Dataset rows for apps and sites

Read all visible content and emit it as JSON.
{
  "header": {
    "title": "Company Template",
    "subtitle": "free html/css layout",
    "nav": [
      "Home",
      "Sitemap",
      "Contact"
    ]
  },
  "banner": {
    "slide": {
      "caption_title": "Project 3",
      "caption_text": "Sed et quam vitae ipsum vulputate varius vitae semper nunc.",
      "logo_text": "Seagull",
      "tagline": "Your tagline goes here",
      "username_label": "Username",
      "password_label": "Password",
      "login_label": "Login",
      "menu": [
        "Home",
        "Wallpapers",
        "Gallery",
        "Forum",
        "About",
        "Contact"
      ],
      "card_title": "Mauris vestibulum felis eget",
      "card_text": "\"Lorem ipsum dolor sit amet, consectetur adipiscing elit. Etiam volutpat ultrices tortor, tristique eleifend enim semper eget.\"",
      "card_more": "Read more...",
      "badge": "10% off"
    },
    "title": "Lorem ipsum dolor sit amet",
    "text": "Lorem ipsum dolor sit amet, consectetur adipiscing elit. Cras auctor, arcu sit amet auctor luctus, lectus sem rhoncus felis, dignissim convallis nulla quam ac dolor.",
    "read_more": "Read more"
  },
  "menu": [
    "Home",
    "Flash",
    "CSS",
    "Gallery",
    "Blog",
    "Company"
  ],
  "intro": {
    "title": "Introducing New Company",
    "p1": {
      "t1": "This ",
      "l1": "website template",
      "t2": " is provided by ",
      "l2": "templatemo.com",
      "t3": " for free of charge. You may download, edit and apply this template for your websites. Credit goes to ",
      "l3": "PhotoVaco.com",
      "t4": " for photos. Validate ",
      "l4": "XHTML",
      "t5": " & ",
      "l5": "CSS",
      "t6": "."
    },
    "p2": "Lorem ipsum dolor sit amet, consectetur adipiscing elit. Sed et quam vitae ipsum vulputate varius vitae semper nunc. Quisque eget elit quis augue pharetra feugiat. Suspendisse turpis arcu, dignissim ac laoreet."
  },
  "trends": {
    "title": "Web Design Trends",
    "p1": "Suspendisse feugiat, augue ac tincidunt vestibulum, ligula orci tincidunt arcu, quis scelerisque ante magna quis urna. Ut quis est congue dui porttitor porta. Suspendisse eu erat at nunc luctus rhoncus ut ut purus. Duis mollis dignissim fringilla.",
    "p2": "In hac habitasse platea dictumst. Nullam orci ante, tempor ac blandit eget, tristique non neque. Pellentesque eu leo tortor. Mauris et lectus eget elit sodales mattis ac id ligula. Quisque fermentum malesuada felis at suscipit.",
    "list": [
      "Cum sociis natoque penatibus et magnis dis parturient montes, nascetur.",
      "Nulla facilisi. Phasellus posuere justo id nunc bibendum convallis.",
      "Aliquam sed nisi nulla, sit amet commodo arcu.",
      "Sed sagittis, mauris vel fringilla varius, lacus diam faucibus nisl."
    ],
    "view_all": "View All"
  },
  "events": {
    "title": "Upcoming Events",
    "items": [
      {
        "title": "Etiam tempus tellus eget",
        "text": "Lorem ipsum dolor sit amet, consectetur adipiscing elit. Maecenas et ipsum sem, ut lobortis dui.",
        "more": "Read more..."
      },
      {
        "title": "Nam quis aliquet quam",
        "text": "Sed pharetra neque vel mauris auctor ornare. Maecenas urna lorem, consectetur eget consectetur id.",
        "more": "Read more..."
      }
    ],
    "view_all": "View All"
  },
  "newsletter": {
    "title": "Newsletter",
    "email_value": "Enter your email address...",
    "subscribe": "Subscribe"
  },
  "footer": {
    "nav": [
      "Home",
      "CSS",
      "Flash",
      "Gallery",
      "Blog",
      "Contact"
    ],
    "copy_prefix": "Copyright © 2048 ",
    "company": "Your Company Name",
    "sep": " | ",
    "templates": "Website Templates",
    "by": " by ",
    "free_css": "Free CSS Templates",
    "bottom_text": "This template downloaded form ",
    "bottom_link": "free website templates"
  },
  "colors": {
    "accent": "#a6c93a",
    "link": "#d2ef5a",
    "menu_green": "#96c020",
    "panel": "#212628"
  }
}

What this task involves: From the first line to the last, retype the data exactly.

Solved exercise:
Read all visible content and emit it as JSON.
{
  "header": {
    "title": "Company Template",
    "subtitle": "free html/css layout",
    "nav": [
      "Home",
      "Sitemap",
      "Contact"
    ]
  },
  "banner": {
    "slide": {
      "caption_title": "Project 3",
      "caption_text": "Sed et quam vitae ipsum vulputate varius vitae semper nunc.",
      "logo_text": "Seagull",
      "tagline": "Your tagline goes here",
      "username_label": "Username",
      "password_label": "Password",
      "login_label": "Login",
      "menu": [
        "Home",
        "Wallpapers",
        "Gallery",
        "Forum",
        "About",
        "Contact"
      ],
      "card_title": "Mauris vestibulum felis eget",
      "card_text": "\"Lorem ipsum dolor sit amet, consectetur adipiscing elit. Etiam volutpat ultrices tortor, tristique eleifend enim semper eget.\"",
      "card_more": "Read more...",
      "badge": "10% off"
    },
    "title": "Lorem ipsum dolor sit amet",
    "text": "Lorem ipsum dolor sit amet, consectetur adipiscing elit. Cras auctor, arcu sit amet auctor luctus, lectus sem rhoncus felis, dignissim convallis nulla quam ac dolor.",
    "read_more": "Read more"
  },
  "menu": [
    "Home",
    "Flash",
    "CSS",
    "Gallery",
    "Blog",
    "Company"
  ],
  "intro": {
    "title": "Introducing New Company",
    "p1": {
      "t1": "This ",
      "l1": "website template",
      "t2": " is provided by ",
      "l2": "templatemo.com",
      "t3": " for free of charge. You may download, edit and apply this template for your websites. Credit goes to ",
      "l3": "PhotoVaco.com",
      "t4": " for photos. Validate ",
      "l4": "XHTML",
      "t5": " & ",
      "l5": "CSS",
      "t6": "."
    },
    "p2": "Lorem ipsum dolor sit amet, consectetur adipiscing elit. Sed et quam vitae ipsum vulputate varius vitae semper nunc. Quisque eget elit quis augue pharetra feugiat. Suspendisse turpis arcu, dignissim ac laoreet."
  },
  "trends": {
    "title": "Web Design Trends",
    "p1": "Suspendisse feugiat, augue ac tincidunt vestibulum, ligula orci tincidunt arcu, quis scelerisque ante magna quis urna. Ut quis est congue dui porttitor porta. Suspendisse eu erat at nunc luctus rhoncus ut ut purus. Duis mollis dignissim fringilla.",
    "p2": "In hac habitasse platea dictumst. Nullam orci ante, tempor ac blandit eget, tristique non neque. Pellentesque eu leo tortor. Mauris et lectus eget elit sodales mattis ac id ligula. Quisque fermentum malesuada felis at suscipit.",
    "list": [
      "Cum sociis natoque penatibus et magnis dis parturient montes, nascetur.",
      "Nulla facilisi. Phasellus posuere justo id nunc bibendum convallis.",
      "Aliquam sed nisi nulla, sit amet commodo arcu.",
      "Sed sagittis, mauris vel fringilla varius, lacus diam faucibus nisl."
    ],
    "view_all": "View All"
  },
  "events": {
    "title": "Upcoming Events",
    "items": [
      {
        "title": "Etiam tempus tellus eget",
        "text": "Lorem ipsum dolor sit amet, consectetur adipiscing elit. Maecenas et ipsum sem, ut lobortis dui.",
        "more": "Read more..."
      },
      {
        "title": "Nam quis aliquet quam",
        "text": "Sed pharetra neque vel mauris auctor ornare. Maecenas urna lorem, consectetur eget consectetur id.",
        "more": "Read more..."
      }
    ],
    "view_all": "View All"
  },
  "newsletter": {
    "title": "Newsletter",
    "email_value": "Enter your email address...",
    "subscribe": "Subscribe"
  },
  "footer": {
    "nav": [
      "Home",
      "CSS",
      "Flash",
      "Gallery",
      "Blog",
      "Contact"
    ],
    "copy_prefix": "Copyright © 2048 ",
    "company": "Your Company Name",
    "sep": " | ",
    "templates": "Website Templates",
    "by": " by ",
    "free_css": "Free CSS Templates",
    "bottom_text": "This template downloaded form ",
    "bottom_link": "free website templates"
  },
  "colors": {
    "accent": "#a6c93a",
    "link": "#d2ef5a",
    "menu_green": "#96c020",
    "panel": "#212628"
  }
}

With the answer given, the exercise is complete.